Data shown:
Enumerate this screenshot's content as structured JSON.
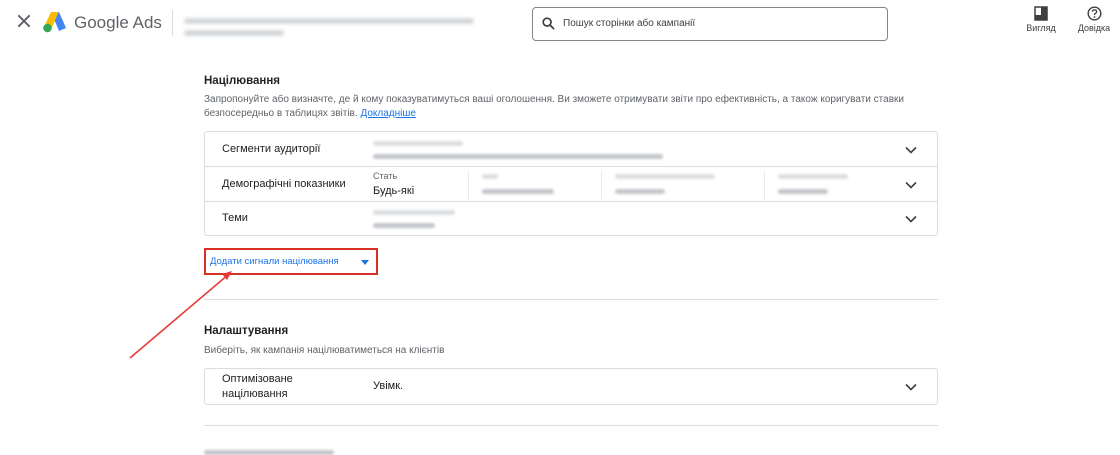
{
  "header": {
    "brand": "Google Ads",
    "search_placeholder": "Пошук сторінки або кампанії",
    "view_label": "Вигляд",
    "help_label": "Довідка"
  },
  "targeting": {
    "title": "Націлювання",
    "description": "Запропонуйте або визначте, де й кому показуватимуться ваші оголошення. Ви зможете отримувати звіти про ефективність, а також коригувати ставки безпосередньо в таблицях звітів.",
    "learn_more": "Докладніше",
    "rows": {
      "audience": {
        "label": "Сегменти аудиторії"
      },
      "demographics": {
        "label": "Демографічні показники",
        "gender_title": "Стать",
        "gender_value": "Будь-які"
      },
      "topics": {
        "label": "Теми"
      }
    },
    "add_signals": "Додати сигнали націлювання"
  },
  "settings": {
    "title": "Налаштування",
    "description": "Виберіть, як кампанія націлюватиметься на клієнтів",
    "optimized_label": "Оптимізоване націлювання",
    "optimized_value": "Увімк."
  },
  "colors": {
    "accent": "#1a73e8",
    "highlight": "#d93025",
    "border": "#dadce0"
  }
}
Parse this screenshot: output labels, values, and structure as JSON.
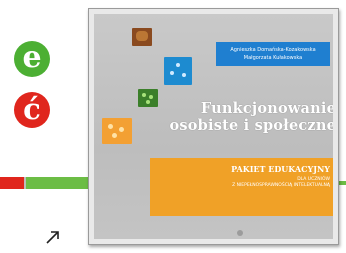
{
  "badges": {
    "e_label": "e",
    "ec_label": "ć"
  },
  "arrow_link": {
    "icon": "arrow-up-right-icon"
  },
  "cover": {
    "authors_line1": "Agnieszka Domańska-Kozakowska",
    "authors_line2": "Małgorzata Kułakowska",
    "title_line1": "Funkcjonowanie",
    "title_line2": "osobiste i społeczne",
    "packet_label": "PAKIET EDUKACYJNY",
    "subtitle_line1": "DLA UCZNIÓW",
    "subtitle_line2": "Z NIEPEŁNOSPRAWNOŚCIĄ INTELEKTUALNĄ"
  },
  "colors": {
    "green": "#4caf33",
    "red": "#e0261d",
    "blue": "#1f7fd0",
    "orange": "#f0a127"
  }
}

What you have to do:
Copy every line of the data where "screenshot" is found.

Your response:
Enumerate this screenshot's content as structured JSON.
Parse this screenshot: output labels, values, and structure as JSON.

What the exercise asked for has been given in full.